Anatomy of a Super Bowl Shoot
For the launch of the 2007 Escalade-a chromed-up, 22-inch-wheeled version of the ride preferred by players-Leo Burnett/Chicago and Supply and Demand director Jeffery Plansker whipped up a fashion-oriented spectacle designed to play up the Escalade glamour connection, and to stand out during the Super Bowl.
The shoot took place over three days in an airport hangar in Van Nuys, Calif., and assembled some of the leading talent in the style world-the all-important costumes were designed by Oscar winner Colleen Atwood (Chicago, Memoirs of a Geisha); top makeup artist Kabuki was on paint detail; DJs Aurelito & Shakespeare spun from their ice cream truck booth; and stylists Hector Castro and Patrick Milani, who typically work the Milan shows and the pages of Vogue, were on hand to transform the hangar into an authentic fashion event, ensuring the show had the proper Euro flavor while appealing to a U.S. audience. A long mirrored runway bisected the space and was lined by rows of chairs occupied by 150 well-coiffed extras, celebrity-ish plants like Rachel Hunter and Marcus Allen (and a woman dressed to look strikingly like a certain demonic editrix with a blunt bob and dark glasses). The runway terminated in a hydraulic platform that would ultimately appear to raise the lead model Oluchi ( and eventually the car) out of a pool of chrome. All the models striding the runway were outfitted with custom-made, chrome-accented dresses (L.A. fashion designer Carlos Rosario worked with Atwood on the clothes) and touches like chrome-tipped eyelashes. The chrome dip effect was completed with visual effects from The Mill.
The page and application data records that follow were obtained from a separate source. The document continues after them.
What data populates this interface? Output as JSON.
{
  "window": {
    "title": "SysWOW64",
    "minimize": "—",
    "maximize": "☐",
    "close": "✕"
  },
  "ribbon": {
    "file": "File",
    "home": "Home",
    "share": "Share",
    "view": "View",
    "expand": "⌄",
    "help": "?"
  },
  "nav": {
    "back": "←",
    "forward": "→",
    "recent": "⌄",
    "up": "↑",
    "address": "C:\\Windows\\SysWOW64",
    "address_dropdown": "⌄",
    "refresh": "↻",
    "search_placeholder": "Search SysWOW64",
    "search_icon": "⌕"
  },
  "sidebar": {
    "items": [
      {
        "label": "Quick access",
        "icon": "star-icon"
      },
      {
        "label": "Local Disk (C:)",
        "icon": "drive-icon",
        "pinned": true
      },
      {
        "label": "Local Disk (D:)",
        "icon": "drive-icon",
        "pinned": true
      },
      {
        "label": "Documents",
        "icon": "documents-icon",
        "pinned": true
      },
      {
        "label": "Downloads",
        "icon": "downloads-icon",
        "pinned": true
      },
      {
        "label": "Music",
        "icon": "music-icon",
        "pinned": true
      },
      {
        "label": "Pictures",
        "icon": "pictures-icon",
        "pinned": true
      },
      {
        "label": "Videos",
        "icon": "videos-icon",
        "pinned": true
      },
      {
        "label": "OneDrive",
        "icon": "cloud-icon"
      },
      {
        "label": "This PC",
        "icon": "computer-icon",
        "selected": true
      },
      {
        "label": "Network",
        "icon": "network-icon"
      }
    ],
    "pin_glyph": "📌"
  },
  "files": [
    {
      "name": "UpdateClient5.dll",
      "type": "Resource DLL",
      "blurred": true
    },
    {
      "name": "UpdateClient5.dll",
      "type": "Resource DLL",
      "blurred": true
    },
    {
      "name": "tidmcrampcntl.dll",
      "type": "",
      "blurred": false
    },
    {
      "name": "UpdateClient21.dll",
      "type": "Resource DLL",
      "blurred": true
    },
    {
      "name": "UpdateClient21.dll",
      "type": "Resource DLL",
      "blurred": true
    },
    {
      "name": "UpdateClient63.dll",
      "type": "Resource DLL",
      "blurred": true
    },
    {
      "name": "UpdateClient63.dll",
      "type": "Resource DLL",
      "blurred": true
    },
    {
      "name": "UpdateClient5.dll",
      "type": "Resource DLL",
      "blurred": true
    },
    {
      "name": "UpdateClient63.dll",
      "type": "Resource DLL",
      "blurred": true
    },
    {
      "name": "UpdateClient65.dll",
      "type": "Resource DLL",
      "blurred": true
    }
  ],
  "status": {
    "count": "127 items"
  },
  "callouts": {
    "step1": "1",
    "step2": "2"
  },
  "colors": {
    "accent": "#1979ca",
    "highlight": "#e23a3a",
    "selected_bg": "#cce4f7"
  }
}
Creatives Tor Myhren and Don McKinney created the concept of "chrome couture" after spending time observing the vehicle and joking to each other that it almost literally was "dripping chrome. The DNA of the brand is rooted in glamour," says Myhren. "The Escalade fits nicely in this world, it was immediately taken up by the fashion and entertainment word when it launched."
Agency exec producer Jack Nelson says authenticity and believability were key to the spot, and it was important "not to be beholden to special effects." As the director to pull this off, Plansker had, according to Nelson, "an oblique, raw, almost brutal honesty to his work."
The spot's theme carried through in other media, with photographer David LaChappelle interpreting chrome couture in print ads.